--- RECORD SET ---

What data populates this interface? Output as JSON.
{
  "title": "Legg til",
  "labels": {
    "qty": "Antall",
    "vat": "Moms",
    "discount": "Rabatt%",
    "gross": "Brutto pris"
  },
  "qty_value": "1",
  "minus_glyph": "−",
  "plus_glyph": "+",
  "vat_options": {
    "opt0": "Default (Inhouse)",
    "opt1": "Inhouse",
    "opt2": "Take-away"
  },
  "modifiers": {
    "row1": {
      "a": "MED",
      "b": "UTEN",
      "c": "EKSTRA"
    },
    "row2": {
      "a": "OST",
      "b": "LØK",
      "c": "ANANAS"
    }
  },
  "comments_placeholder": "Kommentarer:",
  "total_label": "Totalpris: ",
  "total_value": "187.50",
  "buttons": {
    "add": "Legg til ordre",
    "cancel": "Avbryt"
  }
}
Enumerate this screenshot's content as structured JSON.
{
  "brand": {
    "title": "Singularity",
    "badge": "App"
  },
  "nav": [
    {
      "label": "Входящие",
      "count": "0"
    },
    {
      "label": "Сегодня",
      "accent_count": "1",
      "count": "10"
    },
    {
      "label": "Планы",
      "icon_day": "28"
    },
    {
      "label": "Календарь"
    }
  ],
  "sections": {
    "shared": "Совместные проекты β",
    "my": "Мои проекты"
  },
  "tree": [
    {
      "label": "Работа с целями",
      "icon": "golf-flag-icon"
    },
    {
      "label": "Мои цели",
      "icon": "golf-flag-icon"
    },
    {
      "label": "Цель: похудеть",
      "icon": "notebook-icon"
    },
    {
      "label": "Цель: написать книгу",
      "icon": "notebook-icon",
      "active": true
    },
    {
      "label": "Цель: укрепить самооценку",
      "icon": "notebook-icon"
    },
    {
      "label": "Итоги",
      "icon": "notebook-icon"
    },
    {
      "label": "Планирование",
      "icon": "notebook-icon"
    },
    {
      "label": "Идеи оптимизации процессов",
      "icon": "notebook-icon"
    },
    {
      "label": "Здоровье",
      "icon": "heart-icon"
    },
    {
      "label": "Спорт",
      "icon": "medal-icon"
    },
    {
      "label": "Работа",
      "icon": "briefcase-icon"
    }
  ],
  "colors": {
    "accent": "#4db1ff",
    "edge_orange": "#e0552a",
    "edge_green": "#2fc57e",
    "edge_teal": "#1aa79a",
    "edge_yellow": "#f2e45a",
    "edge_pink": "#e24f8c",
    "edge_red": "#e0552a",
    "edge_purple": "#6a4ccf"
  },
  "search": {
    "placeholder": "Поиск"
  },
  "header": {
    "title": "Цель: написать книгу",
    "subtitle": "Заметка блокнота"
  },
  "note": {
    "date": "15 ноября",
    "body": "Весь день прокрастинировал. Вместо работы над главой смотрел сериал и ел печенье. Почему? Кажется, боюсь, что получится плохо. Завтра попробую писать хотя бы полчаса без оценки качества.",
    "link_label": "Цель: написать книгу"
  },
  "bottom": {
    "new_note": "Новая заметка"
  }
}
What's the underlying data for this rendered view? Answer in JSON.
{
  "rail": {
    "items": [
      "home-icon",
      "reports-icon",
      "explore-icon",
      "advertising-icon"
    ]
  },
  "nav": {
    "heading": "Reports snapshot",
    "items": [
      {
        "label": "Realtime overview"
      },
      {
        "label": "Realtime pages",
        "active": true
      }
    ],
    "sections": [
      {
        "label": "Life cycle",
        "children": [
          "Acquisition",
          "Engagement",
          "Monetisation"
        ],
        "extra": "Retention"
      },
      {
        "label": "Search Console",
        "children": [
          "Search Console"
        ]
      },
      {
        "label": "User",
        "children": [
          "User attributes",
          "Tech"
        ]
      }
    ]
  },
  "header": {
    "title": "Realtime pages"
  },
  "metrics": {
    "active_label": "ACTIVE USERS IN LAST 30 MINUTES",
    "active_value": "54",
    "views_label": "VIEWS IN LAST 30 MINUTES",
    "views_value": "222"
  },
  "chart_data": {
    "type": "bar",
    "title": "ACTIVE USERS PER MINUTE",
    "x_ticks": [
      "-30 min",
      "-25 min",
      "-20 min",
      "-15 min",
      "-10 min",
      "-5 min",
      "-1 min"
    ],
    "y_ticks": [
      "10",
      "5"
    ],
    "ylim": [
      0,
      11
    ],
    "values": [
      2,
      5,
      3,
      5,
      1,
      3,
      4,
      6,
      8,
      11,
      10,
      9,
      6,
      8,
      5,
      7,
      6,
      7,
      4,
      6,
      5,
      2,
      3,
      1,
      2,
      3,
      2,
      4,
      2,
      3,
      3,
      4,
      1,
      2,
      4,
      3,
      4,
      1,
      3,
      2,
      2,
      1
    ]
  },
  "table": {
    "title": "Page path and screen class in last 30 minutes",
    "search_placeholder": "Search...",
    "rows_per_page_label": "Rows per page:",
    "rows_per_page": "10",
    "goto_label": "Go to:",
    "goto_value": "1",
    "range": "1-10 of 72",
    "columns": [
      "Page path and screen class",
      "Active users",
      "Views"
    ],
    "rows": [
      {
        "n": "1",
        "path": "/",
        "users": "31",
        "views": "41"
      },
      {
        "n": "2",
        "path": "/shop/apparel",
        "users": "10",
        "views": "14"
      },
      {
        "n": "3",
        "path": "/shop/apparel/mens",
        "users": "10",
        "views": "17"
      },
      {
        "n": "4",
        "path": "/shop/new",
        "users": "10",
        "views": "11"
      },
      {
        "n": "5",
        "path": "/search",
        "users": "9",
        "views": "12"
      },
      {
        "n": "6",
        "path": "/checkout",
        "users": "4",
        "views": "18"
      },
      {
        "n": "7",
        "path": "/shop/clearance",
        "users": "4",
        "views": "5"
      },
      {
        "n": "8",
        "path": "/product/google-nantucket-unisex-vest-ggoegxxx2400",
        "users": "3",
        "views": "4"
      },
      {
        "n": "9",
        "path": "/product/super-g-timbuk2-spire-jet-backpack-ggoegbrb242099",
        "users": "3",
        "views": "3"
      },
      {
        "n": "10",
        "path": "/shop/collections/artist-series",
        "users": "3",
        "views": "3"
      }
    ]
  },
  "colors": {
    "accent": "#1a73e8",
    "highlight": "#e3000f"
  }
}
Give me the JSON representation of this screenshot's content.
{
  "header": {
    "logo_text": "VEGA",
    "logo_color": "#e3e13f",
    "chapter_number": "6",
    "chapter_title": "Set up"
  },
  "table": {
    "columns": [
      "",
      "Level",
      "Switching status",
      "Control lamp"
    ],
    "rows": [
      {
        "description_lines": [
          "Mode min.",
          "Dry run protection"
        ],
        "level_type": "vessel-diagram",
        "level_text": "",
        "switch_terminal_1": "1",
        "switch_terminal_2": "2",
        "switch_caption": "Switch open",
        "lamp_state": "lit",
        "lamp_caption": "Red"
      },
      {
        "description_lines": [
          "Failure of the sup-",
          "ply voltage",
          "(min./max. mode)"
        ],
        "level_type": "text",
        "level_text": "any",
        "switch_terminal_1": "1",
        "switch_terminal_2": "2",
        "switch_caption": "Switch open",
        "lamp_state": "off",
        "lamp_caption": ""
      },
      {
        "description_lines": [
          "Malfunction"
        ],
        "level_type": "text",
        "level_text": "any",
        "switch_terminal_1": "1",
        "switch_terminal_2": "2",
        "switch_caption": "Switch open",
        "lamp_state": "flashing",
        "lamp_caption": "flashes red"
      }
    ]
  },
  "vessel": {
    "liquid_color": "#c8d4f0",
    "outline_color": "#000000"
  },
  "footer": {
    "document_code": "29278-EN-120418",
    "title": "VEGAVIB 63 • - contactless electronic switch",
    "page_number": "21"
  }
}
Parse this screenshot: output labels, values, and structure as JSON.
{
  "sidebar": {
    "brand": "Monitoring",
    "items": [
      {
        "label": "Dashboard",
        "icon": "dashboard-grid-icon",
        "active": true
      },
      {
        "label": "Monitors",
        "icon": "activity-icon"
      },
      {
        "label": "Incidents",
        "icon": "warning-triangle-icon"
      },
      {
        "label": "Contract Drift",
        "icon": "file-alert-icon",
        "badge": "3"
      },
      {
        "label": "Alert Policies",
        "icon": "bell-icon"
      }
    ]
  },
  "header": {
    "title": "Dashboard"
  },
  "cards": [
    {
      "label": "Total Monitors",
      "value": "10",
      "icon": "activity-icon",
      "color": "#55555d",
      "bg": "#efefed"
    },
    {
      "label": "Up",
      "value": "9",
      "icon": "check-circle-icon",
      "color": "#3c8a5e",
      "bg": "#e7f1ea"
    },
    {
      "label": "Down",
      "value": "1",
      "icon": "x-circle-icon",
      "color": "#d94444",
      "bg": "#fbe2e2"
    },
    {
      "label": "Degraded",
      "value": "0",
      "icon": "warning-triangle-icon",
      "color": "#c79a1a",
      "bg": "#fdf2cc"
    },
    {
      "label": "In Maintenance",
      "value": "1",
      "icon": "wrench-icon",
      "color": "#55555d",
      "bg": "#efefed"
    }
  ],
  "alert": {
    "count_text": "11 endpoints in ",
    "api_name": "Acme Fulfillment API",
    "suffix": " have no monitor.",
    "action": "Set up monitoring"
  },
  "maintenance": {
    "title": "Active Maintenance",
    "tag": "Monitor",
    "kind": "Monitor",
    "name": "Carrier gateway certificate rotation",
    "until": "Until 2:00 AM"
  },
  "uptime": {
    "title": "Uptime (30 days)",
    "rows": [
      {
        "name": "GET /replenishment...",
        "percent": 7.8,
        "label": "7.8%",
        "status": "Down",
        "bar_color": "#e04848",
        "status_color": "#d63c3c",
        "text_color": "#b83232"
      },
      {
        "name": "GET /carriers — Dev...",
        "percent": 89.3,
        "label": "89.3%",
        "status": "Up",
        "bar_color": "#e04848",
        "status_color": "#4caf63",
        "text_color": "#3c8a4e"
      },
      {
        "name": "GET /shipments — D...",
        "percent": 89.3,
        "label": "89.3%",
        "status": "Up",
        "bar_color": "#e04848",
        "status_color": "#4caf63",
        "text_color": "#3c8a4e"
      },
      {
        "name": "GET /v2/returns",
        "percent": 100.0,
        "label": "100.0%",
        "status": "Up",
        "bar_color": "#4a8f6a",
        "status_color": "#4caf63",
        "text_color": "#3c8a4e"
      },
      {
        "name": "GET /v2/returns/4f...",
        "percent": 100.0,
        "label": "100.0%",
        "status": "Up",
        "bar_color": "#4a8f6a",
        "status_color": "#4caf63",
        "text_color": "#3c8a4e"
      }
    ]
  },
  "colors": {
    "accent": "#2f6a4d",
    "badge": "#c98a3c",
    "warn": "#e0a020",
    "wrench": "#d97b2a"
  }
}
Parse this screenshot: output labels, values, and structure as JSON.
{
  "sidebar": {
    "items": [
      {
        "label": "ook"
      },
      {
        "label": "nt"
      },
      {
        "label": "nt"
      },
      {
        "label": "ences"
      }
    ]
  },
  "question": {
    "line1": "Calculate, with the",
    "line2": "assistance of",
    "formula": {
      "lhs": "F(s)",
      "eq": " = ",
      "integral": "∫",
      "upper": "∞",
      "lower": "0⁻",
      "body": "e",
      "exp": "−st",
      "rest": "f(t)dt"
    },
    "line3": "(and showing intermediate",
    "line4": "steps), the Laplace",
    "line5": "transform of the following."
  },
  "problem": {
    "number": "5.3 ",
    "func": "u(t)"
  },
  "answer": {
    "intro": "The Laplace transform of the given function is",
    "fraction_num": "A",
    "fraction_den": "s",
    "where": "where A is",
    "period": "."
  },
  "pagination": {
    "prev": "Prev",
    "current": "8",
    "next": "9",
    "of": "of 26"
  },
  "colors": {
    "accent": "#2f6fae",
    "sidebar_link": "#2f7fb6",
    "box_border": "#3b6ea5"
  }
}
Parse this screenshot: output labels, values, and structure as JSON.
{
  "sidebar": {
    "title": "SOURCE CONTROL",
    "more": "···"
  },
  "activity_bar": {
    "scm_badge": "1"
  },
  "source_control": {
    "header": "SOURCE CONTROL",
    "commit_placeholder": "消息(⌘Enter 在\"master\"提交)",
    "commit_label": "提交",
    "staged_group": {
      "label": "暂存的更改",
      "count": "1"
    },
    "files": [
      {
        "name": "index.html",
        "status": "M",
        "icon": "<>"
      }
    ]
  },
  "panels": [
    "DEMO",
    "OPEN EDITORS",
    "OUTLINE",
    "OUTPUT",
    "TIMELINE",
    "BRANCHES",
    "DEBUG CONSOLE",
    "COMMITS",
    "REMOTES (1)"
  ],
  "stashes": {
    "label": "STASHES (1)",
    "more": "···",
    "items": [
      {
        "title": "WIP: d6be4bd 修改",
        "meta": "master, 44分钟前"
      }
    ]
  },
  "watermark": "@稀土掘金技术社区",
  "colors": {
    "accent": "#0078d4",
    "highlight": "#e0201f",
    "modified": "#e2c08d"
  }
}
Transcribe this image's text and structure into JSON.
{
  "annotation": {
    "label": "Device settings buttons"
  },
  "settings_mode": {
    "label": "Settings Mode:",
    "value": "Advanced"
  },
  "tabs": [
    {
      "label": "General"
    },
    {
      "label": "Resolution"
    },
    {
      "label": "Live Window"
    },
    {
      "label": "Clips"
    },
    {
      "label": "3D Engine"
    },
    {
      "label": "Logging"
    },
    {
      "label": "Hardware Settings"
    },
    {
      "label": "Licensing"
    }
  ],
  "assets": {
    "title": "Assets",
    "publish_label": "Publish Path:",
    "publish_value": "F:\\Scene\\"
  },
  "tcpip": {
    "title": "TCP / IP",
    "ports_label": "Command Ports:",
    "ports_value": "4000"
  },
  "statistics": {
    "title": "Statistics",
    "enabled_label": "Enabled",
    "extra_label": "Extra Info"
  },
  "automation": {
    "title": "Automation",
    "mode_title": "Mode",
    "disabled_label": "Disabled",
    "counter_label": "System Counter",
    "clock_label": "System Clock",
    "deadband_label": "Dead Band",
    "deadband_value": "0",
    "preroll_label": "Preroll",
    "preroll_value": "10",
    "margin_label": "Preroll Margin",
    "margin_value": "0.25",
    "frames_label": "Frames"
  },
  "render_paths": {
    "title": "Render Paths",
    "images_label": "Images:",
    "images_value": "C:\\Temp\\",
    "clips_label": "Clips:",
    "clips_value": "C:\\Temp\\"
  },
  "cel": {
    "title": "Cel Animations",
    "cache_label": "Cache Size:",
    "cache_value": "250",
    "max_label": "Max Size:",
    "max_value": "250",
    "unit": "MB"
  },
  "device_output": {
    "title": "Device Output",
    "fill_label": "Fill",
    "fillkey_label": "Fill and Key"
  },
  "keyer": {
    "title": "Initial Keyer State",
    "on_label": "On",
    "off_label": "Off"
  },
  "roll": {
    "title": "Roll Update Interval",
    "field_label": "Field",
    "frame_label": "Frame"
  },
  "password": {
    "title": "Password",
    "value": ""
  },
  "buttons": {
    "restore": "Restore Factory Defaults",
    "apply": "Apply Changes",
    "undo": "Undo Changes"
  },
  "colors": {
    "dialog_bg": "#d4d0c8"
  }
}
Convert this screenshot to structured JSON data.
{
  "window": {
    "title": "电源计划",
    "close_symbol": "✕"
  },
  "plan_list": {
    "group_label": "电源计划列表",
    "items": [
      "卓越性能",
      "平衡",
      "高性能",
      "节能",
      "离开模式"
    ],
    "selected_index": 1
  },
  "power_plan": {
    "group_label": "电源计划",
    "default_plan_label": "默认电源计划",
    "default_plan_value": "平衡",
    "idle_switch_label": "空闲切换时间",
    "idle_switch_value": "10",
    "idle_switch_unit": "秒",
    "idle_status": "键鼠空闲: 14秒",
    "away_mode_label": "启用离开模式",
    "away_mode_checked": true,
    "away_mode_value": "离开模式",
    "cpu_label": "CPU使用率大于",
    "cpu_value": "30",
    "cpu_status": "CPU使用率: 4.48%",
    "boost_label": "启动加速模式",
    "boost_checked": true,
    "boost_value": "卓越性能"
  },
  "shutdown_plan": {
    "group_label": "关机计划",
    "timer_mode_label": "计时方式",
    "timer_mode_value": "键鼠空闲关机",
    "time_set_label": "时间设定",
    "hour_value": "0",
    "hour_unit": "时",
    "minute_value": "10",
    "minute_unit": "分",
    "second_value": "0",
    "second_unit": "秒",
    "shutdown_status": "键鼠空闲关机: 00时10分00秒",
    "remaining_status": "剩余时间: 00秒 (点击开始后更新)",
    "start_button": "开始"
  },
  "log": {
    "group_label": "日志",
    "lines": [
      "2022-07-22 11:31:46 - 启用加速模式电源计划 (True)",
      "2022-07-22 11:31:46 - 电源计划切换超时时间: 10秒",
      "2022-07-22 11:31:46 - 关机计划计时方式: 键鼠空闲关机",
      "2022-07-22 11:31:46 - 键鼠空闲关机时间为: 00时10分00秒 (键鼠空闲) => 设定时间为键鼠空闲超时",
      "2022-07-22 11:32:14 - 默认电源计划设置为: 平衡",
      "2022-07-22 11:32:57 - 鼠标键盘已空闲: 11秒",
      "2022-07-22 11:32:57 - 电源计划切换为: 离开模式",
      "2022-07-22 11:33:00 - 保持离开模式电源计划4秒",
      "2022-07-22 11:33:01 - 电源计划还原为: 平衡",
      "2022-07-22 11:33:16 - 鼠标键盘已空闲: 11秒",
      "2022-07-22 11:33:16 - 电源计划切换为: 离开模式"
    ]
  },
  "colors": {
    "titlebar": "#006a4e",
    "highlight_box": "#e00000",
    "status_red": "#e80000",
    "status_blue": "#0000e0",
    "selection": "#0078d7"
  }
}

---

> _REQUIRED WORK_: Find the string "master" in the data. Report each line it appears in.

> _EXPECTED ANSWER_:
    "commit_placeholder": "消息(⌘Enter 在\"master\"提交)",
        "meta": "master, 44分钟前"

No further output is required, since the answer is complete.